%%
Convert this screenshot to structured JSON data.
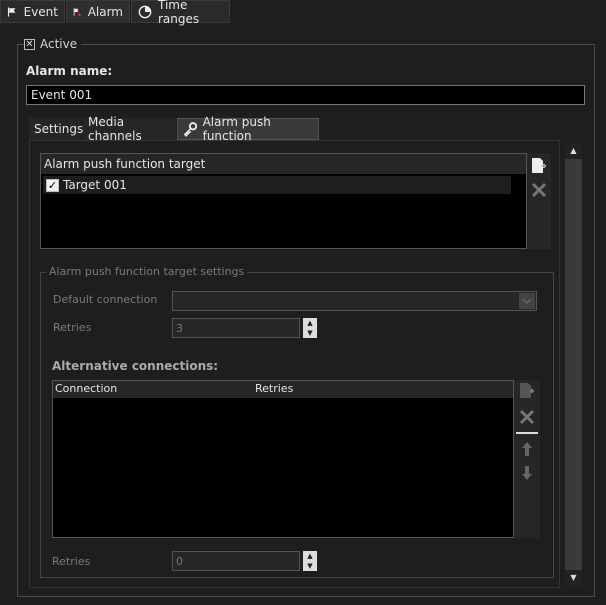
{
  "top_tabs": [
    {
      "label": "Event",
      "icon": "flag-icon"
    },
    {
      "label": "Alarm",
      "icon": "alarm-icon"
    },
    {
      "label": "Time ranges",
      "icon": "clock-icon"
    }
  ],
  "active": {
    "label": "Active",
    "checked": true
  },
  "alarm_name": {
    "label": "Alarm name:",
    "value": "Event 001"
  },
  "sub_tabs": [
    {
      "label": "Settings"
    },
    {
      "label": "Media channels"
    },
    {
      "label": "Alarm push function",
      "icon": "key-icon"
    }
  ],
  "targets": {
    "header": "Alarm push function target",
    "items": [
      {
        "label": "Target 001",
        "checked": true
      }
    ]
  },
  "target_settings": {
    "group_label": "Alarm push function target settings",
    "default_connection_label": "Default connection",
    "default_connection_value": "",
    "retries_label": "Retries",
    "retries_value": "3"
  },
  "alternative_connections": {
    "title": "Alternative connections:",
    "columns": [
      "Connection",
      "Retries"
    ]
  },
  "bottom_retries": {
    "label": "Retries",
    "value": "0"
  },
  "colors": {
    "background": "#1e1e1e",
    "list_bg": "#000000",
    "text": "#d4d4d4",
    "dim_text": "#7a7a7a"
  }
}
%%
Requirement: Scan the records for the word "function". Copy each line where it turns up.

Result of this task:
      "label": "Alarm push function",
    "header": "Alarm push function target",
    "group_label": "Alarm push function target settings",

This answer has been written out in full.